All Eyes on Whitney Biennial, Culture Policy Changes in Germany, Alison Saar Selected for Olympics Artwork, and More: Morning Links for March 14, 2024

Tina Rivers Ryan Named Editor-in-Chief of Artforum

HIDDEN MESSAGE. Not everyone saw it, including the Whitney Biennial curators. But Demian DinéYazhi’s neon sign sculpture at the New York exhibition which opened to previews yesterday, did refer directly to the war in Gaza, in what may be a telling example of how artists are creatively addressing the subject in today’s divisive climate, and within an exhibition described by some critics as veering away from overt political messaging on the whole. Patient observers of the DinéYazhi piece caught some of the neon lights slowly flicker to spell out “Free Palestine.” Later confirmed by the institution, curators told the New York Times they hadn’t been aware of the phrase, and had initially offered a broader reading of the work.
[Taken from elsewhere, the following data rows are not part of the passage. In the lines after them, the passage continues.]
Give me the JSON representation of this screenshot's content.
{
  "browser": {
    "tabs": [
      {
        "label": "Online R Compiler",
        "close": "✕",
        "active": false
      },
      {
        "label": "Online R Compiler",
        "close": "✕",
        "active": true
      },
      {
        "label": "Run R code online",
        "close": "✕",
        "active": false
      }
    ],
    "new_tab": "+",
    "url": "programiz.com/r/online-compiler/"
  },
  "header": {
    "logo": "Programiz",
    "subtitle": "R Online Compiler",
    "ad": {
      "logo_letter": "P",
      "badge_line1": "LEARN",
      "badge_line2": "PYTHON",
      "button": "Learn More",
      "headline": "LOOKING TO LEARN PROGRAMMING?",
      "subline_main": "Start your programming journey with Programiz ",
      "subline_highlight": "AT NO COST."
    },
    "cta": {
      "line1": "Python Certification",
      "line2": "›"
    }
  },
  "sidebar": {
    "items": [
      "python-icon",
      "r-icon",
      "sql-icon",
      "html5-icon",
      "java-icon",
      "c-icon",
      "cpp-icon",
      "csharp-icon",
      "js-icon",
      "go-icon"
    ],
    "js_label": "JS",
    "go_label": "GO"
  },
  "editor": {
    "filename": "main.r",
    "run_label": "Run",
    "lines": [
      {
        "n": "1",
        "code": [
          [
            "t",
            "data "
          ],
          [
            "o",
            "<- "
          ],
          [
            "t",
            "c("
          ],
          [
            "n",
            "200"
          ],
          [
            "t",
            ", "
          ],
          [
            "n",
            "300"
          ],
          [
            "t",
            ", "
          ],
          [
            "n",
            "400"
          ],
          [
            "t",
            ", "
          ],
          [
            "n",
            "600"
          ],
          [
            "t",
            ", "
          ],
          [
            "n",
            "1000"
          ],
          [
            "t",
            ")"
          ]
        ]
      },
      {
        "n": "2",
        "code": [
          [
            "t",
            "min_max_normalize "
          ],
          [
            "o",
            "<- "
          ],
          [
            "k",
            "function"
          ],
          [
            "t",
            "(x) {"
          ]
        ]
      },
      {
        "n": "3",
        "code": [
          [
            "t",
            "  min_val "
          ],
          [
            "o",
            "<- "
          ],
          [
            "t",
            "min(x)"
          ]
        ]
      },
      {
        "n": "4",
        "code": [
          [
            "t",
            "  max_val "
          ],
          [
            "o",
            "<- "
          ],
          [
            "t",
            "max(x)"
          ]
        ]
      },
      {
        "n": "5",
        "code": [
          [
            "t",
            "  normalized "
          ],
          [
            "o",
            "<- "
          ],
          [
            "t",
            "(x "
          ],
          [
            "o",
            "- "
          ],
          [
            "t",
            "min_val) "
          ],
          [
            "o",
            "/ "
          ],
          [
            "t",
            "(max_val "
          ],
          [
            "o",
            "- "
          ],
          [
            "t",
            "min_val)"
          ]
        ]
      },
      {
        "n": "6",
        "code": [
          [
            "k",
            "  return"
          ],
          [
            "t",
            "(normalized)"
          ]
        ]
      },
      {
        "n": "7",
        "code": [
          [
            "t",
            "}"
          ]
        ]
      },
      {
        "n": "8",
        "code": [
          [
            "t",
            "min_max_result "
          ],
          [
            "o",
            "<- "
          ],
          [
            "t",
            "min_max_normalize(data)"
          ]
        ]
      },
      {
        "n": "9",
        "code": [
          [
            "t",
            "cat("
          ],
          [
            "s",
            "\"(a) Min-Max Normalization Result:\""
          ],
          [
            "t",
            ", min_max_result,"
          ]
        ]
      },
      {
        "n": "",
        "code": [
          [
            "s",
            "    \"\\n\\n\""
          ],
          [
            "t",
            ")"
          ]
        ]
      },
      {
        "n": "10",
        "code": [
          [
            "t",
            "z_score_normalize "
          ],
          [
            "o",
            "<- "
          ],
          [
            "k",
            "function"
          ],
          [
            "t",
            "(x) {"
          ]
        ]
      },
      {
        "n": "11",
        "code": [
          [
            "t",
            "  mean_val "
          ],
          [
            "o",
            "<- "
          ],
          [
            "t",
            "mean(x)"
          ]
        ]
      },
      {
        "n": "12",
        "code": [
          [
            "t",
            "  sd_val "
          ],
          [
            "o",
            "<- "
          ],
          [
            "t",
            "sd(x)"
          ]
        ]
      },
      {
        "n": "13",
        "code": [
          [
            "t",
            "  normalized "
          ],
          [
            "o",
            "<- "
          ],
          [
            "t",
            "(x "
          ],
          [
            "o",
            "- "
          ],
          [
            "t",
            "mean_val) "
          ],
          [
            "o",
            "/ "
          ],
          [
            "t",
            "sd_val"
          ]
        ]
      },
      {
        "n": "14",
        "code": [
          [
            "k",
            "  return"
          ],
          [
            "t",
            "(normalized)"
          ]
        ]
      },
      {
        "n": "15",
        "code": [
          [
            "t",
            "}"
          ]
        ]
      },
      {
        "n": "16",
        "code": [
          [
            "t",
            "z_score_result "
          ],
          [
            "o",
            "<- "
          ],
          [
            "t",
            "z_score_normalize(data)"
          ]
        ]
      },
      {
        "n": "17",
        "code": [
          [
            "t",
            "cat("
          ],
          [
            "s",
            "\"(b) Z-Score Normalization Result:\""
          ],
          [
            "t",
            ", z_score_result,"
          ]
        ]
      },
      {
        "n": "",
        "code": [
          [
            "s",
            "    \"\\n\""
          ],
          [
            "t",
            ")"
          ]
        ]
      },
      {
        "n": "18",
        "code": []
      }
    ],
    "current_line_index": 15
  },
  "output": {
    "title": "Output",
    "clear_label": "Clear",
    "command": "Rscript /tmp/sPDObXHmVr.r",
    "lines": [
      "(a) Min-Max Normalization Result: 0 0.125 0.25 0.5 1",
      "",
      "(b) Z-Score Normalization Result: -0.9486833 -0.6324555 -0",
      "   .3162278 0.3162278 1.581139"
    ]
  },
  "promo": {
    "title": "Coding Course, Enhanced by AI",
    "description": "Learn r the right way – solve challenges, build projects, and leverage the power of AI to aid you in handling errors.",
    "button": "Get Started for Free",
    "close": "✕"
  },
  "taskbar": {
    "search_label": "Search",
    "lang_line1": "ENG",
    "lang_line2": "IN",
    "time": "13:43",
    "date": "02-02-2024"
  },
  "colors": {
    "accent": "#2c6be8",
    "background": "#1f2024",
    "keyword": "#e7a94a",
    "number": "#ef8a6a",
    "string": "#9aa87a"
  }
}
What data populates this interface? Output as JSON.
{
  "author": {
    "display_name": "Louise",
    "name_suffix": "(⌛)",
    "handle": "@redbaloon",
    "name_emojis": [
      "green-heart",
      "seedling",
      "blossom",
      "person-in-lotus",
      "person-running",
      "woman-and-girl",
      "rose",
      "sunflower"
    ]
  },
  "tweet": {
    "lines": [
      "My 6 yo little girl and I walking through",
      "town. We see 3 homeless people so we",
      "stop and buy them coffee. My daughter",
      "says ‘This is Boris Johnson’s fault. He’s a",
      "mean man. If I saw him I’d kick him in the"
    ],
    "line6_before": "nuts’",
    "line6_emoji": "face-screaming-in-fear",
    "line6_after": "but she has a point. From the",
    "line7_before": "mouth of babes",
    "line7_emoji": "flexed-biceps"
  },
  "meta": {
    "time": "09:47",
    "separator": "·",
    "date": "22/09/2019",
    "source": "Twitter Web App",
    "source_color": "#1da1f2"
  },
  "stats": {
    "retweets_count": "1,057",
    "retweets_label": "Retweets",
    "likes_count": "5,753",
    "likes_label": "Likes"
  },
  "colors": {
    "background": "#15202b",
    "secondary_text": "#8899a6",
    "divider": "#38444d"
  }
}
Germany has approved the replacement of its advisory panel on Nazi-looted art with binding arbitration, meaning decisions can be legally enforced and both parties no longer need to agree before submitting a claim. The reform has already made waves in Bavaria, where the ministry of art announced on Wednesday that it will request an external assessment of a long-contested Picasso painting it has refused to consider as Nazi loot, despite restitution claims by the heirs of Jewish art collector. [ARTnews and Monopol Magazine]

Tina Rivers Ryan is named Editor-in-Chief of Artforum. [ARTnews]

Is Van Gogh’s famous 1887 self-portrait the first selfie? The Musée d’Orsay has lent the masterpiece to the National Museum Cardiff, for an exhibition called “Drych ar yr Hunlun/Art of the Selfie,” where it will be the centerpiece of the show opening March 16, and very likely, become the subject of countless selfies. [The Guardian]

Following a December pro-Palestine protest at Art Basel Miami, the city has passed a resolution to prohibit protesters from obstructing pedestrian and vehicular traffic, plus any activity that would “block passage by another person” or “require another person to take evasive action to avoid physical contact.” [Hyperallergic]

The British Museum has tapped Guyanese-British artist Hew Locke to examine the institution’s colonial past in an exhibition he is co-curating, to open in October. In the newly commissioned work, Locke will respond directly to objects in the museum’s collection that are tied to colonialism. [Artnet News]


Mellon Foundation president Elizabeth Alexander tells The Los Angeles Times all about her lifelong love for monuments, and more pressingly, her ambitious efforts to study, preserve, and give new context to commemorative sculptures, so that the public space “more accurately tells our collective histories.” That can include removing them when communities feel a historic work is offensive. The Mellon Foundation announced in November it is committing $250 million to its Monuments Project, launched in 2020. Their work is changing what is considered a monument and also how shared spaces are presented, writes Carolina A. Miranda.